Behold another ring! "for what?”
"To wed thee o'er again?" Why not?
With that first ring I married youth,
Grace, beauty, innocence, and truth;
Taste long admired, sense long revered,
And all my Molly then appear'd.
If she, by merit since disclosed,
Prove twice the woman I supposed,
I plead that double merit now,
To justify a double vow.
Here then to-day (with faith as sure,
With ardour as intense, as pure,
As when, amid the rites divine,
I took thy troth and plighted mine),
To thee, sweet girl, my second ring
A token and a pledge I bring:
With this I wed, till death us part,
Thy riper virtues to my heart;
Those virtues which, before untried,
The wife has added to the bride :
Those virtues, whose progressive claim,
Endearing wedlock's very name,
My soul enjoys, my song approves,
For conscience' sake as well as love's.
And why? They show me every hour Honour's high thought, Affection's power, Discretion's deed, sound Judgment's sentenceAnd teach me all things but-repentance.
WILLIAM MASON. 1725-1797.
EPITAPH ON MRS. MASON.
TAKE, holy earth! all that my soul holds dear : Take that best gift which Heav'n so lately gave: To Bristol's fount I bore with trembling care
Her faded form; she bow'd to taste the wave, And died. Does youth, does beauty read the line? Does sympathetic Fear their breasts alarm?

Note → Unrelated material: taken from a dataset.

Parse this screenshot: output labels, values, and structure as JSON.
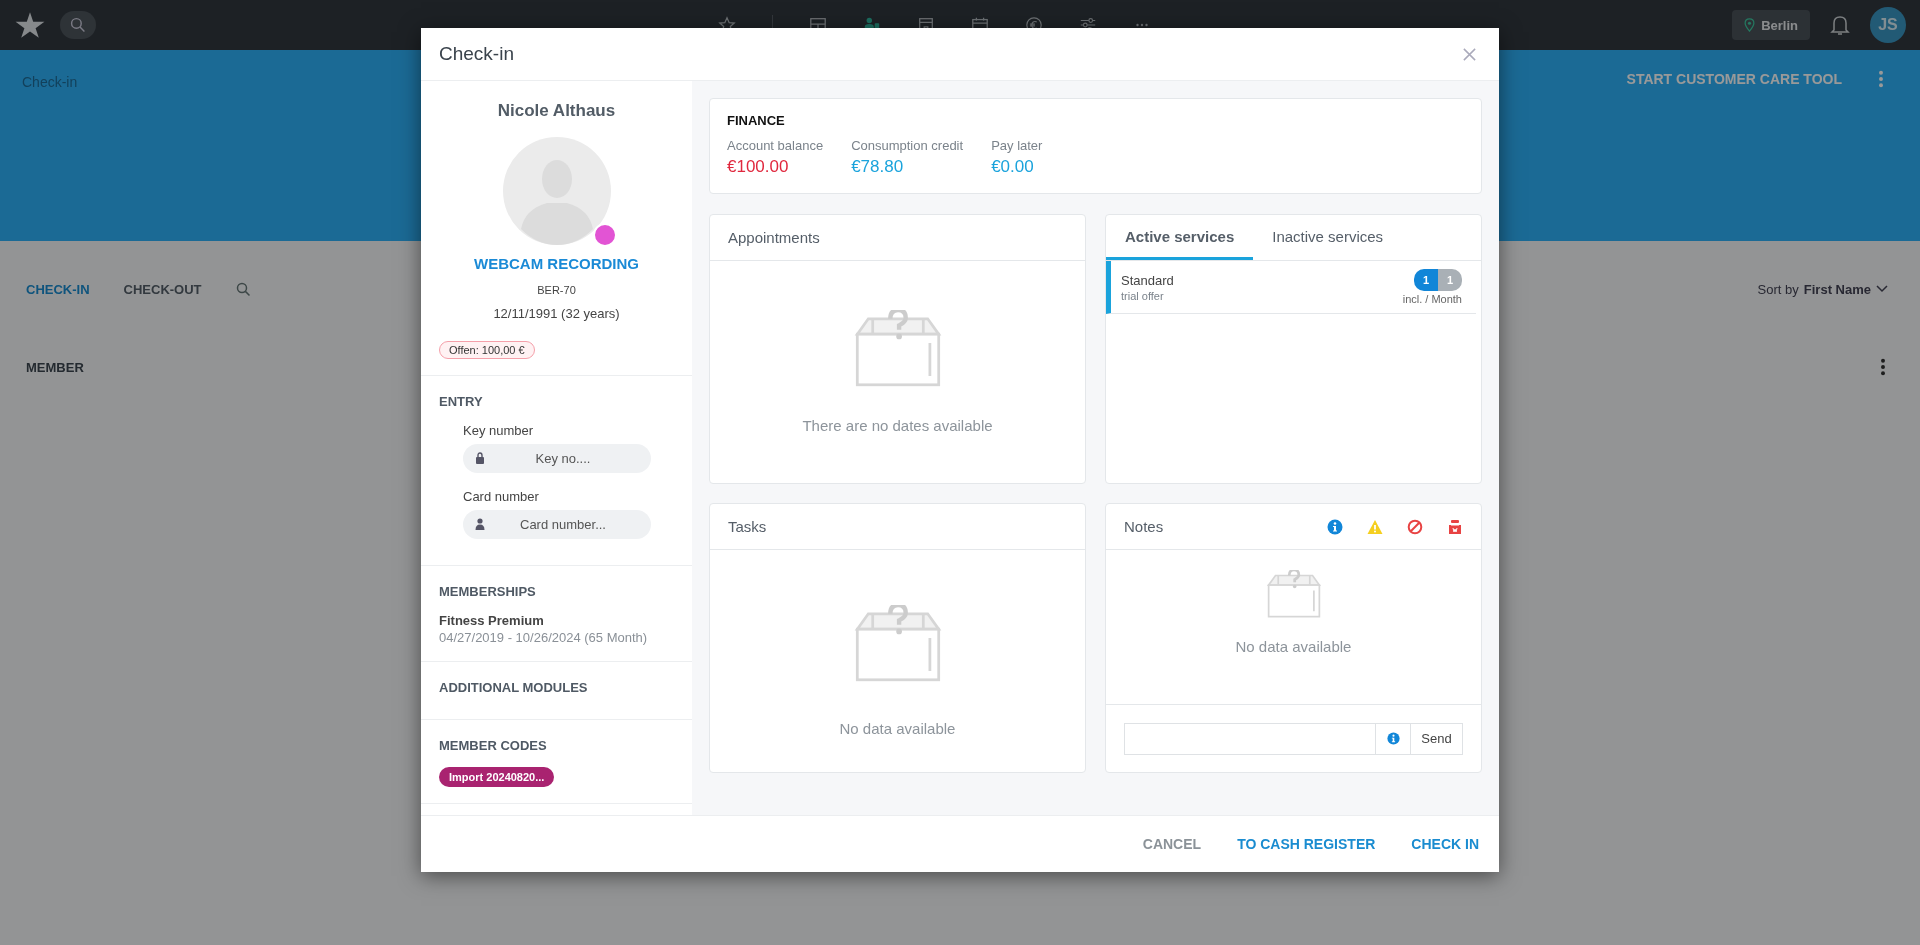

Speak, dead Maria! breathe a strain divine:
Ev'n from the grave thou shalt have power to charm.